# [THE RECORDS]
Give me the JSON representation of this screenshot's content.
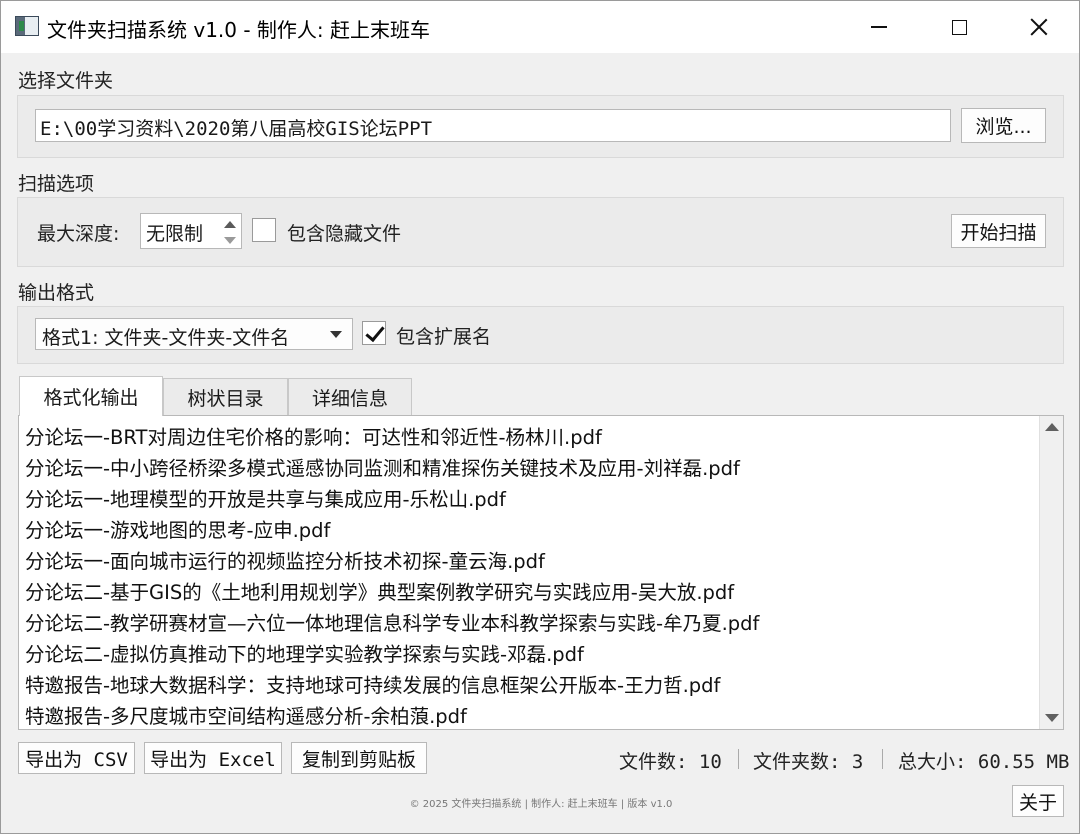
{
  "window": {
    "title": "文件夹扫描系统 v1.0 - 制作人: 赶上末班车"
  },
  "folder": {
    "label": "选择文件夹",
    "path": "E:\\00学习资料\\2020第八届高校GIS论坛PPT",
    "browse_label": "浏览..."
  },
  "scan": {
    "label": "扫描选项",
    "depth_label": "最大深度:",
    "depth_value": "无限制",
    "hidden_label": "包含隐藏文件",
    "hidden_checked": false,
    "start_label": "开始扫描"
  },
  "output": {
    "label": "输出格式",
    "format_value": "格式1: 文件夹-文件夹-文件名",
    "ext_label": "包含扩展名",
    "ext_checked": true
  },
  "tabs": [
    {
      "label": "格式化输出",
      "active": true
    },
    {
      "label": "树状目录",
      "active": false
    },
    {
      "label": "详细信息",
      "active": false
    }
  ],
  "result_lines": [
    "分论坛一-BRT对周边住宅价格的影响：可达性和邻近性-杨林川.pdf",
    "分论坛一-中小跨径桥梁多模式遥感协同监测和精准探伤关键技术及应用-刘祥磊.pdf",
    "分论坛一-地理模型的开放是共享与集成应用-乐松山.pdf",
    "分论坛一-游戏地图的思考-应申.pdf",
    "分论坛一-面向城市运行的视频监控分析技术初探-童云海.pdf",
    "分论坛二-基于GIS的《土地利用规划学》典型案例教学研究与实践应用-吴大放.pdf",
    "分论坛二-教学研赛材宣—六位一体地理信息科学专业本科教学探索与实践-牟乃夏.pdf",
    "分论坛二-虚拟仿真推动下的地理学实验教学探索与实践-邓磊.pdf",
    "特邀报告-地球大数据科学：支持地球可持续发展的信息框架公开版本-王力哲.pdf",
    "特邀报告-多尺度城市空间结构遥感分析-余柏蒗.pdf"
  ],
  "actions": {
    "export_csv": "导出为 CSV",
    "export_excel": "导出为 Excel",
    "copy_clipboard": "复制到剪贴板"
  },
  "stats": {
    "file_count": "文件数: 10",
    "folder_count": "文件夹数: 3",
    "total_size": "总大小: 60.55 MB"
  },
  "footer": {
    "text": "© 2025 文件夹扫描系统 | 制作人: 赶上末班车 | 版本 v1.0",
    "about_label": "关于"
  }
}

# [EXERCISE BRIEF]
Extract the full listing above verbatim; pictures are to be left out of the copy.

# [RESPONSE BOX]
Give me the JSON representation of this screenshot's content.
{
  "window": {
    "title": "文件夹扫描系统 v1.0 - 制作人: 赶上末班车"
  },
  "folder": {
    "label": "选择文件夹",
    "path": "E:\\00学习资料\\2020第八届高校GIS论坛PPT",
    "browse_label": "浏览..."
  },
  "scan": {
    "label": "扫描选项",
    "depth_label": "最大深度:",
    "depth_value": "无限制",
    "hidden_label": "包含隐藏文件",
    "hidden_checked": false,
    "start_label": "开始扫描"
  },
  "output": {
    "label": "输出格式",
    "format_value": "格式1: 文件夹-文件夹-文件名",
    "ext_label": "包含扩展名",
    "ext_checked": true
  },
  "tabs": [
    {
      "label": "格式化输出",
      "active": true
    },
    {
      "label": "树状目录",
      "active": false
    },
    {
      "label": "详细信息",
      "active": false
    }
  ],
  "result_lines": [
    "分论坛一-BRT对周边住宅价格的影响：可达性和邻近性-杨林川.pdf",
    "分论坛一-中小跨径桥梁多模式遥感协同监测和精准探伤关键技术及应用-刘祥磊.pdf",
    "分论坛一-地理模型的开放是共享与集成应用-乐松山.pdf",
    "分论坛一-游戏地图的思考-应申.pdf",
    "分论坛一-面向城市运行的视频监控分析技术初探-童云海.pdf",
    "分论坛二-基于GIS的《土地利用规划学》典型案例教学研究与实践应用-吴大放.pdf",
    "分论坛二-教学研赛材宣—六位一体地理信息科学专业本科教学探索与实践-牟乃夏.pdf",
    "分论坛二-虚拟仿真推动下的地理学实验教学探索与实践-邓磊.pdf",
    "特邀报告-地球大数据科学：支持地球可持续发展的信息框架公开版本-王力哲.pdf",
    "特邀报告-多尺度城市空间结构遥感分析-余柏蒗.pdf"
  ],
  "actions": {
    "export_csv": "导出为 CSV",
    "export_excel": "导出为 Excel",
    "copy_clipboard": "复制到剪贴板"
  },
  "stats": {
    "file_count": "文件数: 10",
    "folder_count": "文件夹数: 3",
    "total_size": "总大小: 60.55 MB"
  },
  "footer": {
    "text": "© 2025 文件夹扫描系统 | 制作人: 赶上末班车 | 版本 v1.0",
    "about_label": "关于"
  }
}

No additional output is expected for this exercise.